  • Regular Maintenance: Regularly checking the area for any signs of poison ivy and removing it as soon as it is visible can help prevent its spread.

It’s important to note that while these tips can help reduce your risk of exposure and control the growth of poison ivy, accidents can still happen. If you come into contact with poison ivy, quickly rinsing off your skin with cold water and soap can help remove any remaining oil. Applying hydrocortisone cream, taking an antihistamine, and/or using calamine lotion can also help relieve the itching and discomfort that accompany poison ivy rashes.

Technique Pros Cons
Manual Removal by Hand – No chemicals
– Does not harm other plants
– Labor-intensive
– Risk of contact if not wearing gloves/protective clothing
Herbicides – Easy to use
– Complete eradication of plant
– Potential environmental impact
– May harm other plants/animals
– Risk of human exposure if not used properly
Vinegar and Salt Solution – Safe for humans/pets
– Inexpensive
– Effective on small plants
– Potential harm to soil
– May require multiple applications
– Non-selective, will kill any plant it comes into contact with

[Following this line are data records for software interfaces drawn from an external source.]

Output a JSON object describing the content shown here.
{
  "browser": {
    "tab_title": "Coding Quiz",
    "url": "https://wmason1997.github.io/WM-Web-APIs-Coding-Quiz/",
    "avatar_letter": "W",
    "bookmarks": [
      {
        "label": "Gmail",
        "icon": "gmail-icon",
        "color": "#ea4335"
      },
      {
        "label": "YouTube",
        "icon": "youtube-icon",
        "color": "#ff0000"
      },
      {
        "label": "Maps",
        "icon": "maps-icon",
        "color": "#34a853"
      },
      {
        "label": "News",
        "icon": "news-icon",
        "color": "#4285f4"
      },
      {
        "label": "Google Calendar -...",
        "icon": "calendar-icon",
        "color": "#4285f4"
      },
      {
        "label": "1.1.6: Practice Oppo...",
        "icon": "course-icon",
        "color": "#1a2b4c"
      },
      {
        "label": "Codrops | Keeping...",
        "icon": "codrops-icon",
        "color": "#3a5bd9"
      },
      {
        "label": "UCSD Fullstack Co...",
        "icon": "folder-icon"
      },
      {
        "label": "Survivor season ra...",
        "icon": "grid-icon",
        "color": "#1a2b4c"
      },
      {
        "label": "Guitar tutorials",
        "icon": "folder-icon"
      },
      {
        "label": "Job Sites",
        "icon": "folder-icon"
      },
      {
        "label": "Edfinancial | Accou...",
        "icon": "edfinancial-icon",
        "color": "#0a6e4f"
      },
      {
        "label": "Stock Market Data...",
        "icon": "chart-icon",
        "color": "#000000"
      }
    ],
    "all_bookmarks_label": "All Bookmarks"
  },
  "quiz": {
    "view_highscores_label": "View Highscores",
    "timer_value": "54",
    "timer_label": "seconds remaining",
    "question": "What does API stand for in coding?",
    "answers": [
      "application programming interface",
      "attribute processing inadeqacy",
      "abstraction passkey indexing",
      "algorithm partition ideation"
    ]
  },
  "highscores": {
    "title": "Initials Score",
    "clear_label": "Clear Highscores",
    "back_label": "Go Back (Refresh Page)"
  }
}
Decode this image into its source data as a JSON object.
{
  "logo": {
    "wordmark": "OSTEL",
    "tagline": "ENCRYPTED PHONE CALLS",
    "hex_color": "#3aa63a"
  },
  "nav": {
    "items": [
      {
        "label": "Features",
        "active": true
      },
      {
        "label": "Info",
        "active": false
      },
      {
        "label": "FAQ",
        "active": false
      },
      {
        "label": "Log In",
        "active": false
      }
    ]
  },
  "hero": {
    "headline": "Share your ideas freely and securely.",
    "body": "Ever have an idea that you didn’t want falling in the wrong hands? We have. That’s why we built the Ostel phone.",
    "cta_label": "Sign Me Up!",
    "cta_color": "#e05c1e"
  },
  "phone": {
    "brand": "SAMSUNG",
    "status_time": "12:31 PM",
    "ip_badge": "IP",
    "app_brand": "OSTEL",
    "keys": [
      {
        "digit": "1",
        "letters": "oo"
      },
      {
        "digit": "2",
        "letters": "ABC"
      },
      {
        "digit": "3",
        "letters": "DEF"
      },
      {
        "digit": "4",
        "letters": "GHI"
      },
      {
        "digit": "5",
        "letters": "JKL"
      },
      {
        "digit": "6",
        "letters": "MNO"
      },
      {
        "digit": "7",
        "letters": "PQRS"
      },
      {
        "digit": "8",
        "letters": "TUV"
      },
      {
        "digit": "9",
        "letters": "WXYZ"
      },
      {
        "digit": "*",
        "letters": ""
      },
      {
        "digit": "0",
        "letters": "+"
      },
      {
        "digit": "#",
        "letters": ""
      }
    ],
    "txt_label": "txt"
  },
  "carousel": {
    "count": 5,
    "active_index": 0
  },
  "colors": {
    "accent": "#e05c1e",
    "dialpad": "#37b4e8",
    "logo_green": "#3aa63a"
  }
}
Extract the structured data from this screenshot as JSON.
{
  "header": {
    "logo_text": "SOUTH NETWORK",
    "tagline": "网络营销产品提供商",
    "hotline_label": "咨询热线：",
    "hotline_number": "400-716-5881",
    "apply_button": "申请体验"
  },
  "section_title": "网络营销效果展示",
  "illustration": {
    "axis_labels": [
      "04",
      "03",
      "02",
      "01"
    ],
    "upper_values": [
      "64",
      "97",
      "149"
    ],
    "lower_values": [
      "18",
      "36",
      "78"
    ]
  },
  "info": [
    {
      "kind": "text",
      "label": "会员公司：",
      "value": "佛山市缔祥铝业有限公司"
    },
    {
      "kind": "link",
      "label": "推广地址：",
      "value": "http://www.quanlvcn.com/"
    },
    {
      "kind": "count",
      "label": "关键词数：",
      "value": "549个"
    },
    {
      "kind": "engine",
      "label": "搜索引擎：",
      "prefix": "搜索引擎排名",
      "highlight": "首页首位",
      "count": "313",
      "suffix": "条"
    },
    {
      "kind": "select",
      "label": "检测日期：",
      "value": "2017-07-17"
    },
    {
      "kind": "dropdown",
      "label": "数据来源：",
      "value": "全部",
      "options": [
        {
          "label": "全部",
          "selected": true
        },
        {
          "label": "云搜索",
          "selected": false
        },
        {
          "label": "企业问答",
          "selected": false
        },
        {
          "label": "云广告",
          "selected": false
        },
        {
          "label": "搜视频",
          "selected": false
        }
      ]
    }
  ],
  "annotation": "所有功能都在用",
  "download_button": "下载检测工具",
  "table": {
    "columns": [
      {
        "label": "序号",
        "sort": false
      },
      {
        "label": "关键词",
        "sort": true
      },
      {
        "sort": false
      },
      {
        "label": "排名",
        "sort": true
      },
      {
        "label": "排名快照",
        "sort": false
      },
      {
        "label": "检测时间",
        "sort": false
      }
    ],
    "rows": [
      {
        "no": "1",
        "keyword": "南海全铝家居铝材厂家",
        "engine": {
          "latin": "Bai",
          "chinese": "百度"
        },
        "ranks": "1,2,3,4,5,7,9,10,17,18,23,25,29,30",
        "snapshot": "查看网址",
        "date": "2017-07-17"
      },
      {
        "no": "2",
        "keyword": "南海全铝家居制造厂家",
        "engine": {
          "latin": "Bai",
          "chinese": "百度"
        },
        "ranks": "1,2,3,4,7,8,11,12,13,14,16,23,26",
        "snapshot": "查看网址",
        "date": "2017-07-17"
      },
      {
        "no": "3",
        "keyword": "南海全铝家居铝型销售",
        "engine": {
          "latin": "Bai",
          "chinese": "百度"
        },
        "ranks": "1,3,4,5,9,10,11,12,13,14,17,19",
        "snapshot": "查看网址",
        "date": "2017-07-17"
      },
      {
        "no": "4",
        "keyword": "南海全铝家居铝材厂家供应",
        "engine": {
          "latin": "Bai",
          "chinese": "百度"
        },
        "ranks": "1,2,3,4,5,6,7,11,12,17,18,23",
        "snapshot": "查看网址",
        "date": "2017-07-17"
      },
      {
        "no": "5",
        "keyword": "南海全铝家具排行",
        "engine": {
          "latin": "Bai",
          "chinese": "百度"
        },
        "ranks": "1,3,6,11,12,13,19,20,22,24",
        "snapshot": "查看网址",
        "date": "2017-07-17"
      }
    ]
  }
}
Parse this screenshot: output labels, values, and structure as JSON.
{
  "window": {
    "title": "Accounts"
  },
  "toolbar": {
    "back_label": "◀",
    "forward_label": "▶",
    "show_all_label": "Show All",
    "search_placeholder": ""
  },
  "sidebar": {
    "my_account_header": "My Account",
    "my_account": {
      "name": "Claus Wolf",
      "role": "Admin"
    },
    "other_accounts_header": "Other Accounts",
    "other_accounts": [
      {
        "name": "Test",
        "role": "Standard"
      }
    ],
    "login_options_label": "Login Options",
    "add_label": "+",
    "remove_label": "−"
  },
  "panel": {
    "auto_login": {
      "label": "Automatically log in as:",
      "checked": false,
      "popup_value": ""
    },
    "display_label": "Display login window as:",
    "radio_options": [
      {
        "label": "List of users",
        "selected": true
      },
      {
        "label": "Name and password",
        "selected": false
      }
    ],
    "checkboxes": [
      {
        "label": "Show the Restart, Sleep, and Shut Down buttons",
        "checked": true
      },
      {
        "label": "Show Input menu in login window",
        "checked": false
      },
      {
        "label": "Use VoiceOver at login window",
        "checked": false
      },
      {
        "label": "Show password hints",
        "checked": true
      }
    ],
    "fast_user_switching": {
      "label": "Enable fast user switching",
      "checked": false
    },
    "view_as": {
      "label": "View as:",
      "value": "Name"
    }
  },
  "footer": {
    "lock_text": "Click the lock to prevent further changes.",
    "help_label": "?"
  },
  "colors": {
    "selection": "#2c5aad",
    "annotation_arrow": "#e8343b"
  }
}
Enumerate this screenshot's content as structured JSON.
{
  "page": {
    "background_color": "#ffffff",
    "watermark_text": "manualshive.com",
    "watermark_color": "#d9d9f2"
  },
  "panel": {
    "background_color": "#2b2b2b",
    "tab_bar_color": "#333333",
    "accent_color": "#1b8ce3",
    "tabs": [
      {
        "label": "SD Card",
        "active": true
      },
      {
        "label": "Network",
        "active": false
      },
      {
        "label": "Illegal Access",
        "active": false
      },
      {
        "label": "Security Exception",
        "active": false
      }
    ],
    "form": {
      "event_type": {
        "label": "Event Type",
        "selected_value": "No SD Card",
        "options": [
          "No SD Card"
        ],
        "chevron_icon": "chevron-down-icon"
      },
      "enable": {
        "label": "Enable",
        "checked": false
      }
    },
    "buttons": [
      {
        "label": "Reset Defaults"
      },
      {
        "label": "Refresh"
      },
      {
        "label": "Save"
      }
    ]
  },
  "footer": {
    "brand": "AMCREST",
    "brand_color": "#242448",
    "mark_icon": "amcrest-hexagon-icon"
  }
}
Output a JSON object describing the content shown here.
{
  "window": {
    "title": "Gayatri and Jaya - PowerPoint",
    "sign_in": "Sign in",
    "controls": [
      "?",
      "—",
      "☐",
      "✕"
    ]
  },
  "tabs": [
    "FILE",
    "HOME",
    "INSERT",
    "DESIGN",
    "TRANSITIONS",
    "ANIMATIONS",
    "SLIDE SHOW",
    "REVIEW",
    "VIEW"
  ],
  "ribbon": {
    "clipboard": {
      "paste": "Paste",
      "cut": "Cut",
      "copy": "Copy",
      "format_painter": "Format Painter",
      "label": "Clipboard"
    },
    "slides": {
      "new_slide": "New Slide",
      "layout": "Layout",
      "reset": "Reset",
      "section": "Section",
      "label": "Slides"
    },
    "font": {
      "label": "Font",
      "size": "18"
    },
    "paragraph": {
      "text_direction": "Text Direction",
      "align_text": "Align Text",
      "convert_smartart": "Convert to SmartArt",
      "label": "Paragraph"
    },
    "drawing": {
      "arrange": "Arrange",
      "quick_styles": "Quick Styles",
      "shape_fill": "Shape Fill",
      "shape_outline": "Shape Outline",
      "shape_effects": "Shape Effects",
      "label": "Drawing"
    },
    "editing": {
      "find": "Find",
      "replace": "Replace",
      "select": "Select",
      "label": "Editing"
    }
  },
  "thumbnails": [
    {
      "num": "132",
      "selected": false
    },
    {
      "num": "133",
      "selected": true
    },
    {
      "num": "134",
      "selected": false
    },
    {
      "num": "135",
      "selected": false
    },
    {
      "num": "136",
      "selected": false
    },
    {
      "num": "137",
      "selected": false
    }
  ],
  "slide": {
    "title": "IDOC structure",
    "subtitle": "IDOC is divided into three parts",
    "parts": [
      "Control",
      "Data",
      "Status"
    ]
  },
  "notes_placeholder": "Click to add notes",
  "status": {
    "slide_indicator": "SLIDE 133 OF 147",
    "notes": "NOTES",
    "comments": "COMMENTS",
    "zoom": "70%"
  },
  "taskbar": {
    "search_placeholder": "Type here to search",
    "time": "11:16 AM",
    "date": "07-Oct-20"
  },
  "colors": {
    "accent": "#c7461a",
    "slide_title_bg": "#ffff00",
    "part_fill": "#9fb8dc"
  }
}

Remember, prevention is the best approach when it comes to poison ivy. While it may seem like a hassle, taking preventative measures can save you a lot of trouble and discomfort down the road. By staying aware of your surroundings and following these management and control techniques, you can enjoy the great outdoors without fear of exposure to poison ivy.

FAQs about What Does Poison Ivy Symbolize

1. What does poison ivy symbolize in literature?

In literature, poison ivy symbolizes the dangers of temptation and desire, as well as the consequences of giving into those feelings.

2. What does poison ivy symbolize in Native American culture?

In Native American culture, poison ivy is often seen as a powerful symbol of healing and protection.

3. What does poison ivy symbolize in dreams?

In dreams, poison ivy can symbolize feelings of guilt, shame, or regret.

4. What does poison ivy symbolize in spiritual beliefs?

In spiritual beliefs, poison ivy can represent the importance of boundaries and the need to protect oneself from negative forces.

5. What does poison ivy symbolize in gardening?

In gardening, poison ivy is seen as a nuisance and a hazard, as it can cause skin irritation and damage to other plants.

6. What does poison ivy symbolize in art?

In art, poison ivy can represent themes of danger, poison, and caution.

7. What does poison ivy symbolize in popular culture?

In popular culture, poison ivy is often associated with the Batman villain of the same name, who uses her poisonous powers to manipulate and control others.

Closing Thoughts

Thanks for taking the time to learn about what poison ivy symbolizes. Whether you’re interested in literature, Native American culture, spirituality, gardening, or art, poison ivy has a rich and complex symbolism to explore. Be sure to come back and read more articles soon!